ACTIVITY ▸
Print out the data precisely as it appears here, with no pictures.
GIVEN ENTRIES Start Marker
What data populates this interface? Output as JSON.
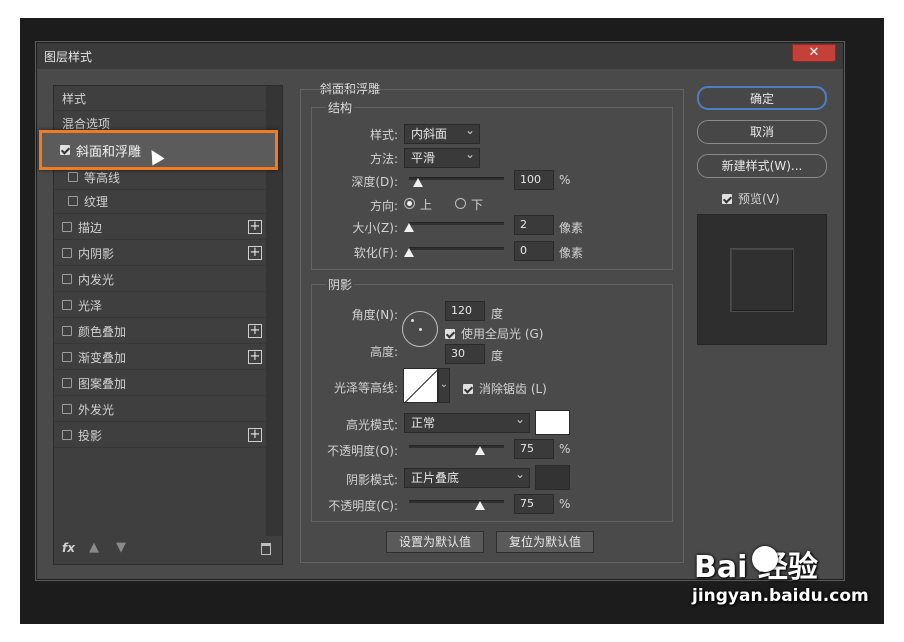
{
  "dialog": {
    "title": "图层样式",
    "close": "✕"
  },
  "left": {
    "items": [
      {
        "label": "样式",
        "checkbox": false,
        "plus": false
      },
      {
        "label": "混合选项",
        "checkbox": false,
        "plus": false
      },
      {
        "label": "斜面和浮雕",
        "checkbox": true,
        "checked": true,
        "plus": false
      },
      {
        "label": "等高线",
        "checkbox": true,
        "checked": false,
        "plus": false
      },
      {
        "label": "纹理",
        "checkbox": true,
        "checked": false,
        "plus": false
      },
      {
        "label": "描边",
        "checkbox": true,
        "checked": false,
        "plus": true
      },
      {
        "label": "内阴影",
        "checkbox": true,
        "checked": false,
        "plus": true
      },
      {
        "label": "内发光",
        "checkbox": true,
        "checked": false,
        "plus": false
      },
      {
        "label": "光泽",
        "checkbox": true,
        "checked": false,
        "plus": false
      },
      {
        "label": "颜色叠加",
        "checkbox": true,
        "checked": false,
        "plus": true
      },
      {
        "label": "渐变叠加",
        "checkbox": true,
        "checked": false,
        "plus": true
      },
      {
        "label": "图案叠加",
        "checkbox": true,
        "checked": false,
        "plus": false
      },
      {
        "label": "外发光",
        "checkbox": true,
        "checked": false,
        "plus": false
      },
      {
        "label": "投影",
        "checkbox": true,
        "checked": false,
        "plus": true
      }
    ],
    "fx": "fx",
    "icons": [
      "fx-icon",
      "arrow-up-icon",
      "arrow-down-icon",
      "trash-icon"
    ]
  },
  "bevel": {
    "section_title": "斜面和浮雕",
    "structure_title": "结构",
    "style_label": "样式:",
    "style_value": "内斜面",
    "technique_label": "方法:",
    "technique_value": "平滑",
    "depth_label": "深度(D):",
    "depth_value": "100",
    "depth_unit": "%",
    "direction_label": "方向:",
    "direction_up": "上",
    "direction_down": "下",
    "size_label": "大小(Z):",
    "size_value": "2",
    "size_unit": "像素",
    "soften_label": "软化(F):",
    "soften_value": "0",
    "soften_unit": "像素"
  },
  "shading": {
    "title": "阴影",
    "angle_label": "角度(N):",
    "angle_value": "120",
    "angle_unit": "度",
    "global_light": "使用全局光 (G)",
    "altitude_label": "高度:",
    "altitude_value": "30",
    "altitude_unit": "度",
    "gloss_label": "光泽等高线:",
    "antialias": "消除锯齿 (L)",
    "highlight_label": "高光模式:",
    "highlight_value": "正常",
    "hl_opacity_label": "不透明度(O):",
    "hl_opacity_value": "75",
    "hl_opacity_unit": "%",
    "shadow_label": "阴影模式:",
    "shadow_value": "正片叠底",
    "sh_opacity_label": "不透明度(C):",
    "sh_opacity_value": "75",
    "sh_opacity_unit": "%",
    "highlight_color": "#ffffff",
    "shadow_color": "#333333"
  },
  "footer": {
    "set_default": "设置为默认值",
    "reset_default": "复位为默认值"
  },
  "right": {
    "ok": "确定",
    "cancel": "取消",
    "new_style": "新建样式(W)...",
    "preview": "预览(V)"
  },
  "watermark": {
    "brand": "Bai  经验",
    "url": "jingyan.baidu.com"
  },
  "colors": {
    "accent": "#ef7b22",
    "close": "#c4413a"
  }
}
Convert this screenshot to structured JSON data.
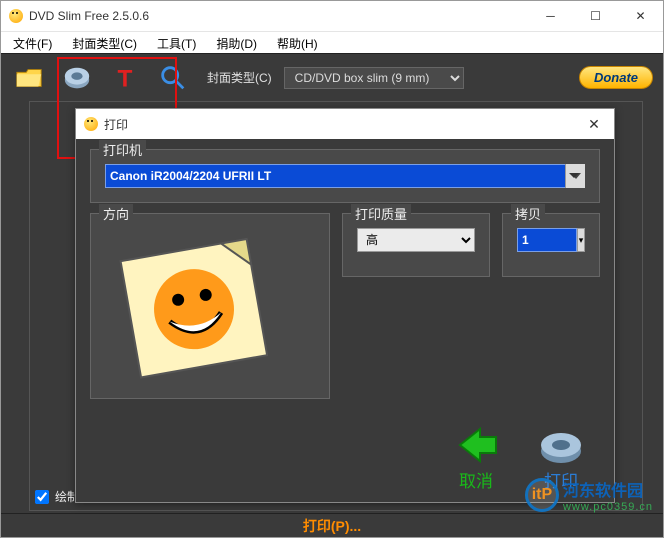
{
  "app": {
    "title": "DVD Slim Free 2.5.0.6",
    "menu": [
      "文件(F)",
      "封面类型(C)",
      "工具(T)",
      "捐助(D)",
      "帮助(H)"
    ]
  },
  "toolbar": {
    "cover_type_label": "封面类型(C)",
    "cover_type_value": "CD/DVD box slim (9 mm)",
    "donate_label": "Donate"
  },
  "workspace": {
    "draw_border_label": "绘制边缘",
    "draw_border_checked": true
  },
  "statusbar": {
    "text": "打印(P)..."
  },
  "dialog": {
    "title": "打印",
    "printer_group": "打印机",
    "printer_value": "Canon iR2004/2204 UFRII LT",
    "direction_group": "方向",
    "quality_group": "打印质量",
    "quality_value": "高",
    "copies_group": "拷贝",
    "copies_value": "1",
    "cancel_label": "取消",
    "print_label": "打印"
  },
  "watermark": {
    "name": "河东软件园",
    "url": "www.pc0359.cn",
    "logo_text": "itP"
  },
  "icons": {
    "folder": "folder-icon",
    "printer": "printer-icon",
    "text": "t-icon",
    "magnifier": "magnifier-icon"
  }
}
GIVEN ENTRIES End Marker
SOLUTION FOR THIS PROBLEM ▸
What data populates this interface? Output as JSON.
{
  "dialog": {
    "title": "图层样式",
    "close": "✕"
  },
  "left": {
    "items": [
      {
        "label": "样式",
        "checkbox": false,
        "plus": false
      },
      {
        "label": "混合选项",
        "checkbox": false,
        "plus": false
      },
      {
        "label": "斜面和浮雕",
        "checkbox": true,
        "checked": true,
        "plus": false
      },
      {
        "label": "等高线",
        "checkbox": true,
        "checked": false,
        "plus": false
      },
      {
        "label": "纹理",
        "checkbox": true,
        "checked": false,
        "plus": false
      },
      {
        "label": "描边",
        "checkbox": true,
        "checked": false,
        "plus": true
      },
      {
        "label": "内阴影",
        "checkbox": true,
        "checked": false,
        "plus": true
      },
      {
        "label": "内发光",
        "checkbox": true,
        "checked": false,
        "plus": false
      },
      {
        "label": "光泽",
        "checkbox": true,
        "checked": false,
        "plus": false
      },
      {
        "label": "颜色叠加",
        "checkbox": true,
        "checked": false,
        "plus": true
      },
      {
        "label": "渐变叠加",
        "checkbox": true,
        "checked": false,
        "plus": true
      },
      {
        "label": "图案叠加",
        "checkbox": true,
        "checked": false,
        "plus": false
      },
      {
        "label": "外发光",
        "checkbox": true,
        "checked": false,
        "plus": false
      },
      {
        "label": "投影",
        "checkbox": true,
        "checked": false,
        "plus": true
      }
    ],
    "fx": "fx",
    "icons": [
      "fx-icon",
      "arrow-up-icon",
      "arrow-down-icon",
      "trash-icon"
    ]
  },
  "bevel": {
    "section_title": "斜面和浮雕",
    "structure_title": "结构",
    "style_label": "样式:",
    "style_value": "内斜面",
    "technique_label": "方法:",
    "technique_value": "平滑",
    "depth_label": "深度(D):",
    "depth_value": "100",
    "depth_unit": "%",
    "direction_label": "方向:",
    "direction_up": "上",
    "direction_down": "下",
    "size_label": "大小(Z):",
    "size_value": "2",
    "size_unit": "像素",
    "soften_label": "软化(F):",
    "soften_value": "0",
    "soften_unit": "像素"
  },
  "shading": {
    "title": "阴影",
    "angle_label": "角度(N):",
    "angle_value": "120",
    "angle_unit": "度",
    "global_light": "使用全局光 (G)",
    "altitude_label": "高度:",
    "altitude_value": "30",
    "altitude_unit": "度",
    "gloss_label": "光泽等高线:",
    "antialias": "消除锯齿 (L)",
    "highlight_label": "高光模式:",
    "highlight_value": "正常",
    "hl_opacity_label": "不透明度(O):",
    "hl_opacity_value": "75",
    "hl_opacity_unit": "%",
    "shadow_label": "阴影模式:",
    "shadow_value": "正片叠底",
    "sh_opacity_label": "不透明度(C):",
    "sh_opacity_value": "75",
    "sh_opacity_unit": "%",
    "highlight_color": "#ffffff",
    "shadow_color": "#333333"
  },
  "footer": {
    "set_default": "设置为默认值",
    "reset_default": "复位为默认值"
  },
  "right": {
    "ok": "确定",
    "cancel": "取消",
    "new_style": "新建样式(W)...",
    "preview": "预览(V)"
  },
  "watermark": {
    "brand": "Bai  经验",
    "url": "jingyan.baidu.com"
  },
  "colors": {
    "accent": "#ef7b22",
    "close": "#c4413a"
  }
}
Convert this screenshot to structured JSON data.
{
  "app": {
    "title": "DVD Slim Free 2.5.0.6",
    "menu": [
      "文件(F)",
      "封面类型(C)",
      "工具(T)",
      "捐助(D)",
      "帮助(H)"
    ]
  },
  "toolbar": {
    "cover_type_label": "封面类型(C)",
    "cover_type_value": "CD/DVD box slim (9 mm)",
    "donate_label": "Donate"
  },
  "workspace": {
    "draw_border_label": "绘制边缘",
    "draw_border_checked": true
  },
  "statusbar": {
    "text": "打印(P)..."
  },
  "dialog": {
    "title": "打印",
    "printer_group": "打印机",
    "printer_value": "Canon iR2004/2204 UFRII LT",
    "direction_group": "方向",
    "quality_group": "打印质量",
    "quality_value": "高",
    "copies_group": "拷贝",
    "copies_value": "1",
    "cancel_label": "取消",
    "print_label": "打印"
  },
  "watermark": {
    "name": "河东软件园",
    "url": "www.pc0359.cn",
    "logo_text": "itP"
  },
  "icons": {
    "folder": "folder-icon",
    "printer": "printer-icon",
    "text": "t-icon",
    "magnifier": "magnifier-icon"
  }
}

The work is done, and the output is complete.